constexpr in C++ was likely influenced by functional programming. Creating compile time functions is also possible in Haskell, a functional programming language4. You can check out the Haskell code on GitHub.

Compile time functions are commonly used as a performance strategy. We can prove pace() executes at compile time by using static assertions. Static assertions are just like regular assertions except executed at compile time instead of runtime.

// This is valid because pace() is a 'constexpr' function, so it is evaluated at compile time static_assert(pace(miles, minutes, seconds) == 375.5); static_assert(sizeof(float) == 4); static_assert(sizeof(double) == 8);

Static assertions are a really cool language feature that I've never seen before. The greatest thing about them is how IDEs check if they pass in the code itself.

C++ also adds additional pointer functionality to the C model. While you can still use pointers just like in C, there is an additional "references to" operator specified with the unary suffix &.

// Basic pointers are the same as C int minutes[] = {95, 85, 15, 110, 160, 105, -1}; int* minp = &minutes[5]; assert(*minp == 105); // C++ also supplies a unary suffix '&'. It is similar to a pointer as it "references to" a memory location. // '&' differs from a pointer because it doesn't need to be prefixed with '*' to get its value. int& minr = minutes[6]; assert(minr == -1);

Anyone who's heard of C++ but never used it usually thinks its an object oriented version of C. This assumption is true, as C++ provides an enhanced custom type system with classes. I decided to create an API for a running exercise in both C++ and C. This example demonstrates some differences between the two languages.

The C++ version uses a class to encapsulate the run information and available methods.

// Run.h #ifndef CPP_RUN_H #define CPP_RUN_H class Run { public: Run(double distance, int minutes, int seconds); double pace(); private: double distance; int minutes; int seconds; }; #endif //CPP_RUN_H
// Run.cpp #include "Run.h" #include <iostream> using namespace std; // Run class constructor which takes in the distance of the run in miles // and the minutes:seconds that the run took to complete.

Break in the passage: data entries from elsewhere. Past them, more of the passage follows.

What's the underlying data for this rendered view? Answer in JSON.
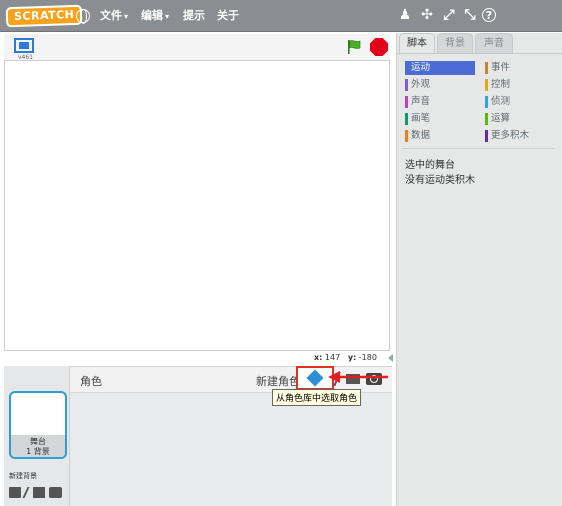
{
  "menubar": {
    "logo": "SCRATCH",
    "menus": [
      {
        "label": "文件",
        "caret": "▾"
      },
      {
        "label": "编辑",
        "caret": "▾"
      },
      {
        "label": "提示"
      },
      {
        "label": "关于"
      }
    ],
    "tools": [
      "duplicate-stamp-icon",
      "delete-cut-icon",
      "grow-icon",
      "shrink-icon",
      "help-icon"
    ],
    "tool_glyphs": [
      "♟",
      "✣",
      "⤢",
      "⤡",
      "?"
    ]
  },
  "stage": {
    "version": "v461",
    "x_label": "x:",
    "x_value": "147",
    "y_label": "y:",
    "y_value": "-180"
  },
  "sprite_pane": {
    "sprites_label": "角色",
    "new_sprite_label": "新建角色:",
    "tooltip": "从角色库中选取角色",
    "stage_thumb_name": "舞台",
    "stage_thumb_count": "1 背景",
    "new_backdrop_label": "新建背景"
  },
  "right_panel": {
    "tabs": [
      "脚本",
      "背景",
      "声音"
    ],
    "categories": [
      {
        "label": "运动",
        "color": "#4a6cd4"
      },
      {
        "label": "事件",
        "color": "#c88330"
      },
      {
        "label": "外观",
        "color": "#8a55d7"
      },
      {
        "label": "控制",
        "color": "#e1a91a"
      },
      {
        "label": "声音",
        "color": "#bb42c3"
      },
      {
        "label": "侦测",
        "color": "#2ca5e2"
      },
      {
        "label": "画笔",
        "color": "#0e9a6c"
      },
      {
        "label": "运算",
        "color": "#5cb712"
      },
      {
        "label": "数据",
        "color": "#ee7d16"
      },
      {
        "label": "更多积木",
        "color": "#632d99"
      }
    ],
    "message_line1": "选中的舞台",
    "message_line2": "没有运动类积木"
  }
}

Run::Run(const double distance, const int minutes, const int seconds) { // Run class invariants if (distance < 0) throw invalid_argument{"Distance must be > 0"}; if (minutes < 0) throw invalid_argument{"Minutes must be > 0"}; if (seconds < 0) throw invalid_argument{"Seconds must be > 0"}; this->distance = distance; this->minutes = minutes; this->seconds = seconds; } // Calculate the mile pace of the run. The pace is returned in seconds. double Run::pace() { return ((this->minutes * 60) + this->seconds) / this->distance; }
// main.cpp #include "Run.h" #include <iostream> using namespace std; int main() { Run run {2.0, 12, 31}; double pace = run.pace(); cout << pace << endl; auto minute_pace = (int) pace / 60; auto second_pace = (int) pace % 60; assert(minute_pace == 6); assert(second_pace == 15); return 0; }

The C version uses a struct to represent the run and maintains the pace() function in the same header file.

// Run.h #ifndef C_RUN_H #define C_RUN_H struct run { double distance; int minutes; int seconds; }; double pace(struct run run); #endif //C_RUN_H
// run.c #include "run.h" double pace(struct run run) { return ((run.minutes * 60) + run.seconds) / run.distance; }
// main.c #include "run.h" #include <stdio.h> #include <assert.h> int main() { struct run run1; run1.distance = 2; run1.minutes = 12; run1.seconds = 31; double run_pace = pace(run1); printf("%f", run_pace); assert(run_pace == 375.5); }

I'm really excited to continue learning C++ and see how it influenced all the languages I use on a daily basis. All the code from this article is available on GitHub.

[1] Bjarne Stroustrup, The C++ Programming Language, 4th ed (Upper Saddle River, NJ: Pearson Education, 2013), 23

[2] Stroustrup., 10

[3] Stroustrup., 42

[4] "GHC Compile-time evaluation",